Barntown pupils get to grips with fire safety skills in mock evacuation
There was no playing with fire for the Barntown pupils when they took part in a mock fire evacuation as part of Fire Safety Week last Wednesday.
The day commenced with the sound of a piercing fire alarm, which rang out through the school and got all of the pupils standing to attention. Before long, 270 pupils came flooding out of the school in single file, with teachers and principal Louise O'Brien in tow. It all happened in a flash, with everyone safely outside in no more than three minutes.
'We rehearse as many fire evacuations as possible so that we know the children are safe and that they feel comfortable with the procedures,' explained Mrs O' Brien.
Though the church carpark is the usual fire evacuation point, the pupils lined up in front of the school to get a glimpse of the action to come. Before long, their cool and collected expressions morphed into excitement as two fire engines came whizzing up the drive complete with flashing lights and sirens.
As part of the staged evacuation, members of the fire service came to the rescue of third class pupil Ronan Bosworth, who was waiting in the school's refuge area to be brought out from the building. As Ronan is currently on crutches, he would require the assistance of the fire service in the case of a real fire.
'In these cases, the pupil will wait with his teacher in one of the school's two refuge areas and sound an alarm.
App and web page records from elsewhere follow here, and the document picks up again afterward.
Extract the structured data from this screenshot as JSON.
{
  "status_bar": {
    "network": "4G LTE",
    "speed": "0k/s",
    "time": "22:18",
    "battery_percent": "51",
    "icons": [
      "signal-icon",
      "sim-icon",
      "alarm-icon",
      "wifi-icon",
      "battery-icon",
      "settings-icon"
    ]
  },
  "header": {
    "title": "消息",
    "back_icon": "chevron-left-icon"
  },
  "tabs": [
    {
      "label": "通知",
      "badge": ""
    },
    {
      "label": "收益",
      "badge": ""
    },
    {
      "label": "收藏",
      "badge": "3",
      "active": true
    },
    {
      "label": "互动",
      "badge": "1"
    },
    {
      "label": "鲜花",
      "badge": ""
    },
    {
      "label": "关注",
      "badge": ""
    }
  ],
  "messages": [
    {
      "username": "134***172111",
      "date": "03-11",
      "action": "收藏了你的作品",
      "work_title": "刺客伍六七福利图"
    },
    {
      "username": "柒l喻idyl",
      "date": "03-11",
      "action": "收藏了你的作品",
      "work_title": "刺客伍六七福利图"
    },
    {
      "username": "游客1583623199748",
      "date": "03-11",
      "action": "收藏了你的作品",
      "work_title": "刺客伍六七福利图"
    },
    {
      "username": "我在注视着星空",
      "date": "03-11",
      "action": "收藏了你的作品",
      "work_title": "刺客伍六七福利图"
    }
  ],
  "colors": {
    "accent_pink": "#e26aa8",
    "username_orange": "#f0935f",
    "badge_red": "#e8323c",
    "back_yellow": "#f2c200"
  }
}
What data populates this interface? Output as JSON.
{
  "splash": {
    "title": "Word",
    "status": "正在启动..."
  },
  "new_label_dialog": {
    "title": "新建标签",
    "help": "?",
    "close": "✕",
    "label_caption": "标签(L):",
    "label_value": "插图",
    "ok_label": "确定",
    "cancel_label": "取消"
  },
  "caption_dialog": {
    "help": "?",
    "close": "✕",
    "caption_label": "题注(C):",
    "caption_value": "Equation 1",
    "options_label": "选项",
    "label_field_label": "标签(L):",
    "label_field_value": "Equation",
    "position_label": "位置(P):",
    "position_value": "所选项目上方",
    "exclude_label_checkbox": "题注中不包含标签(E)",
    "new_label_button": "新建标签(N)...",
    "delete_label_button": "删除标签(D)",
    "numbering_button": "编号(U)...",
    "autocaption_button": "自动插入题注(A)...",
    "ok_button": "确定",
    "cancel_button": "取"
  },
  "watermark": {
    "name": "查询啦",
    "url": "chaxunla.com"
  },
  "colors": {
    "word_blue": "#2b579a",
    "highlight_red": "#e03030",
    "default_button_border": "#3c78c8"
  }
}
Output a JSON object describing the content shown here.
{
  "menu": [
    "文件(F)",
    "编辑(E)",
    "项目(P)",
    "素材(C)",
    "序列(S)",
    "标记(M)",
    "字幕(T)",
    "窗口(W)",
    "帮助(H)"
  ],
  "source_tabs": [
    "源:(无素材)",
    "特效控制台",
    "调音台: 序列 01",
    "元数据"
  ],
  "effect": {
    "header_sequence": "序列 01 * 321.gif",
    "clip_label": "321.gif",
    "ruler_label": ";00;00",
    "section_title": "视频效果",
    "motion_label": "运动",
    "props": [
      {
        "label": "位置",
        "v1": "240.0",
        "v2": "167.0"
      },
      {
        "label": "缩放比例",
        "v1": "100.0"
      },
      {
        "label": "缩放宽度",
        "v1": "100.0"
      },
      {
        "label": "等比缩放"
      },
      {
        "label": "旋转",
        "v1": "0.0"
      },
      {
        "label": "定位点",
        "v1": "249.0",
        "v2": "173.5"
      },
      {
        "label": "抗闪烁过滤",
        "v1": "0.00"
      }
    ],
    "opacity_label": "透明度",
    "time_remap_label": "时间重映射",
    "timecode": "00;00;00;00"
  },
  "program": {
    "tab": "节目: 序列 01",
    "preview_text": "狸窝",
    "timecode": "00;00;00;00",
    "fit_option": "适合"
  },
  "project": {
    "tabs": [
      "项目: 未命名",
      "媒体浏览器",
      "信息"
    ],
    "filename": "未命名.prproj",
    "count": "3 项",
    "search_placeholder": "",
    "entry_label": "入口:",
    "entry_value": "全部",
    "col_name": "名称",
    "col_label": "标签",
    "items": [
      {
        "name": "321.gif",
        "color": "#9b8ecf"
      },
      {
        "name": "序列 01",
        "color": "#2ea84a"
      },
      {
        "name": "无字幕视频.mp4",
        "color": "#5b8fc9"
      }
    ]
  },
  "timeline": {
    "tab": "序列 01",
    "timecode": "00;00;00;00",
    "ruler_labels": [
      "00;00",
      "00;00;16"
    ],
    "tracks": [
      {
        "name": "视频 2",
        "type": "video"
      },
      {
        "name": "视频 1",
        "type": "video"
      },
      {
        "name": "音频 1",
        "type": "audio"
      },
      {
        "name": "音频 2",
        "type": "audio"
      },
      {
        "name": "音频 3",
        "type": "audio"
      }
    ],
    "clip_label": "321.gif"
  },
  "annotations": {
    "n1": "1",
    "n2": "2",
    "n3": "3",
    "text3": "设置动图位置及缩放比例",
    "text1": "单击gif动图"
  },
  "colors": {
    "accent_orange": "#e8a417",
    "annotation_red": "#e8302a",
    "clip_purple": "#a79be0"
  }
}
When we hear the alarm, we will go to rescue them,' explained Assistant Chief Fire Officer Colm McGrath.
The pupils watched on as several fire officers did just that, emerging from the building with a smiling Ronan who returned safely to his classmates.
With all of the pupils safely rounded up, they were sent back to their classrooms to listen to talks on fire safety led by some of the fire officers. Many of the kids managed to get a quick high five with their new heroes before heading back inside!
Mrs O'Brien said that they were delighted to partner with the fire service for the event, saying that fire safety is considered very important in the school.
'We always do our own fire drill in September and then do one every term after that,' she explained. 'Each time we do it, we use alternative routes and make sure students are in different places so that we have to use Plan B. This ensures we are prepared for any scenario.'
Signs throughout the school, regular fire safety talks and the existence of a fire safety rep ensures that the pupils are fully prepared in the event of an emergency. The school is also built to allow for a smooth and safe evacuation, with two concrete fire escapes and two refuge areas on either side of the building.
Last week's mock evacuation was not only an opportunity for the pupils to put their lessons into practice, it also gave the fire officers the chance to familiarise themselves with the new school building and its layout according to Colm.